Details of the Book
paperback ARC, 412 pages
Published by Tor Teen
Expected Publication Date: January 5, 2016
Synposis: On a continent ruled by three empires, some are born with a “witchery”, a magical skill that sets them apart from others.
In the Witchlands, there are almost as many types of magic as there are ways to get in trouble—as two desperate young women know all too well.
Safiya is a Truthwitch, able to discern truth from lie. It’s a powerful magic that many would kill to have on their side, especially amongst the nobility to which Safi was born. So Safi must keep her gift hidden, lest she be used as a pawn in the struggle between empires.
Iseult, a Threadwitch, can see the invisible ties that bind and entangle the lives around her—but she cannot see the bonds that touch her own heart. Her unlikely friendship with Safi has taken her from life as an outcast into one of reckless adventure, where she is a cool, wary balance to Safi’s hotheaded impulsiveness.
Safi and Iseult just want to be free to live their own lives, but war is coming to the Witchlands. With the help of the cunning Prince Merik (a Windwitch and ship’s captain) and the hindrance of a Bloodwitch bent on revenge, the friends must fight emperors, princes, and mercenaries alike, who will stop at nothing to get their hands on a Truthwitch.
It took me a while to get into this book, I think my expectations of it were unfairly high. The beginning really confused me because the reader is thrust into this chaotic world as if we should already understand how it all works. Truthwitch reads more like a sequel than it does a first book in a trilogy in this way. It is told from four POVs and three of them sound very similar which contributed a lot to my confusion. I found it difficult to figure out whose head I was in. In addition, the big reveal could be spotted in the beginning of the book so I didn't feel any suspense leading up to it.
That being said, I did end up liking it. It had unique fantastical concepts and creatures, the plot consists of a lot action and adventure, and the dialogue was witty. It has made me curious about Dennard's other books that are popular among YA readers. I can't say I'm in love with Truthwitch but I am intrigued. If you liked the The Orphan Queen by Jodi Meadows, I would definitely recommend this book to you. Not because the plots are similar but because they have similar plot devices and relationships.
1) I really like Aeduan. I think he is the most complex character in this book and I want to learn more about him.
2) As I said, there is some nice dialogue. I wish there was more of it. It's not secret that I like biting wit.
3) There is a whole lot of action happening in this book. The characters are never just wandering around trying to figure things out. It was clear that their situation was dire and I felt their adrenaline.
1) Iseult and Safi's voice and minds sound pretty similar. I think this was the main reason I was so confused in the beginning. Especially when they are in a scene together. I had to reread some passages to try to make sense over who was talking/thinking.

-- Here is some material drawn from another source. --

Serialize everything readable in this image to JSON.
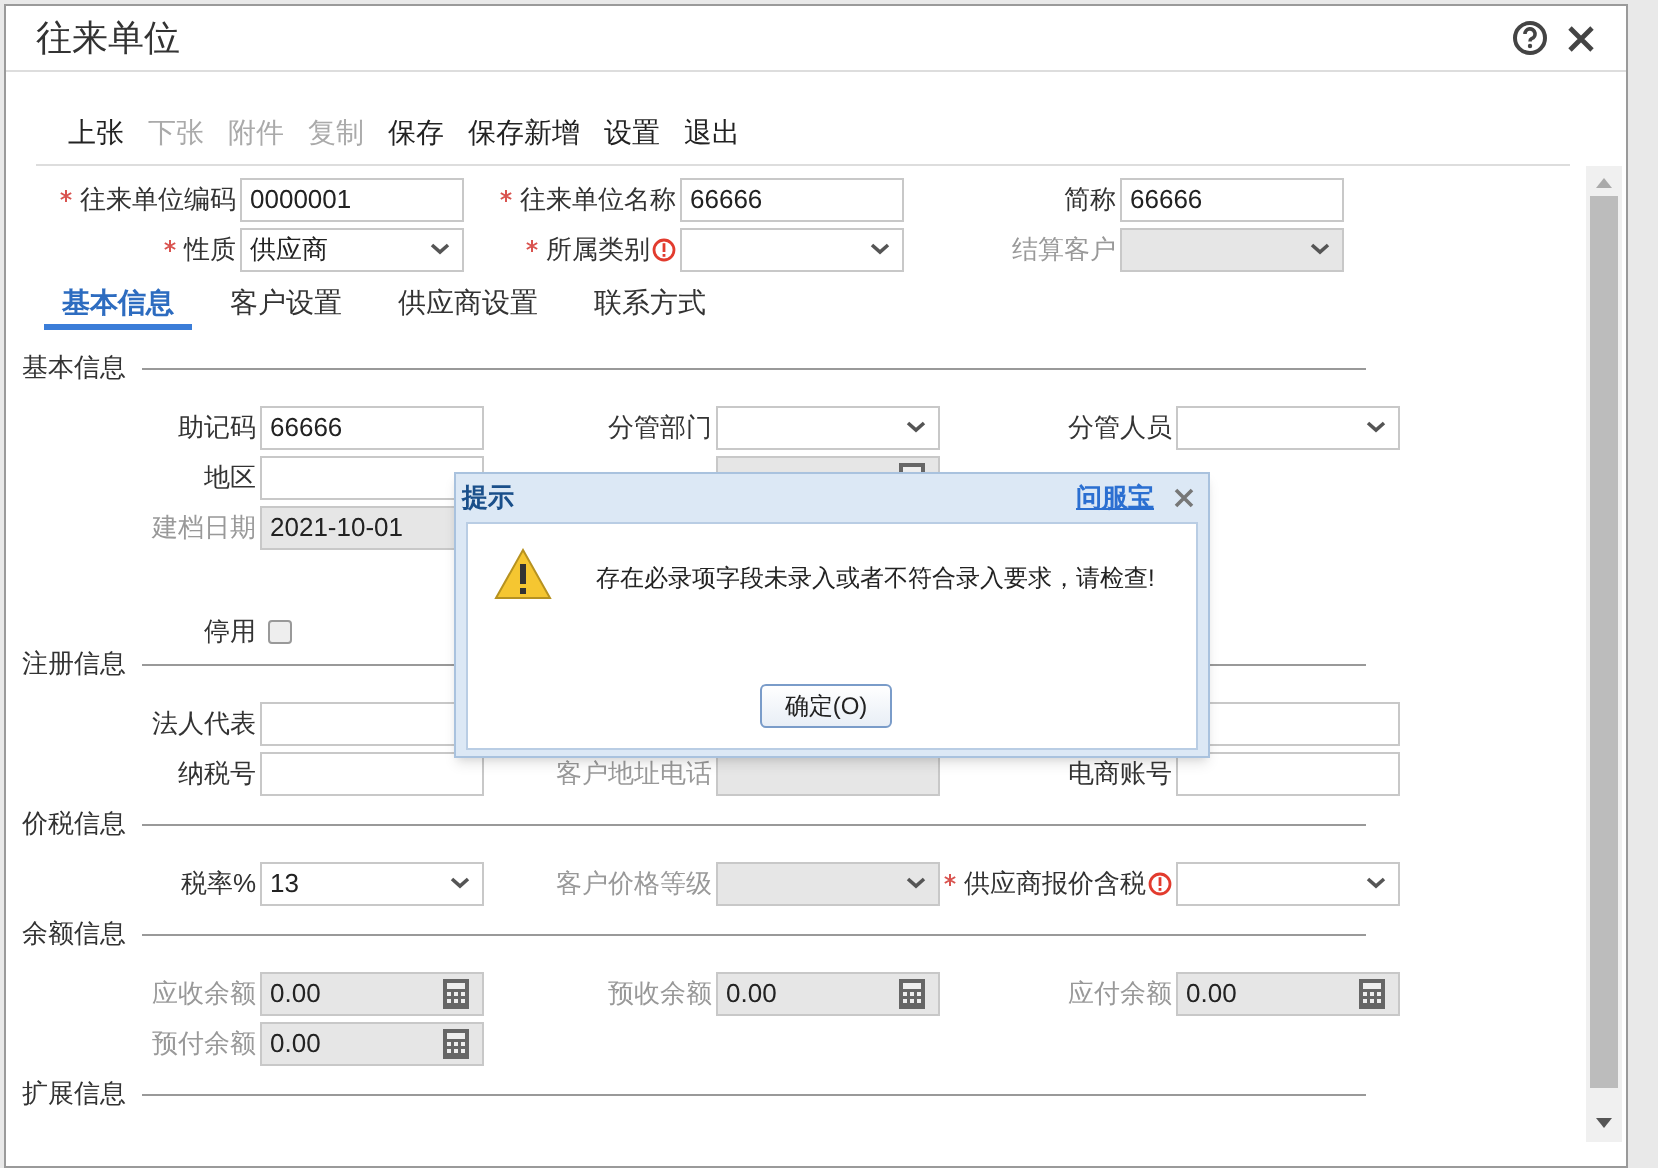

2) I didn't feel the romance. I could tell right away who the couples were going to be but there wasn't enough magic for me.
3) As I said before this book reads more like a sequel. The explanations and descriptions behind the foundations of the world and the relationships that are there at the start of the book is pretty scarce. It gives you a bunch of terms, classes of witches, but with little explanation. While reading you feel as if you should know and understand these aspects but you're not given enough information. It was only after I read the entire book that I could properly explain the different classes of witchery.
4) I found the big climatic reveal was pretty easy to figure out. It was given away pretty early on in the book.
1) Merik ignored her, and with a free hand, he yanked a cloth from his coat and wiped down his engraved scabbard. "On this ship, my word is law, Domna. Do you understand? Your title means nothing here."
Safi nodded and fought the overwhelming urge to roll her eyes.
"But I am willing to offer you a deal. I won't lock you in chains if you promise to stop behaving like a feral dog and instead behave like the domna you're supposed to be."
"But Prince"--she lowered her eyelids in an indolent blink--"my title means nothing here."
2) "Do you know how many men onboard would kill for the use of a spoon?"
"And do you," she retorted, "know how many men I can kill with a spoon?"
3) "Merik, will you see that she's taken care of?" She glanced at her nephew--who was already aiming for the doorway.
"It's Admiral Nihar," the prince corrected. "At least while we're at sea, Aunt Evrane."
"Is that so?" The monk asked calmly. "In that case, it is Monk Evrane. At least while we are at sea."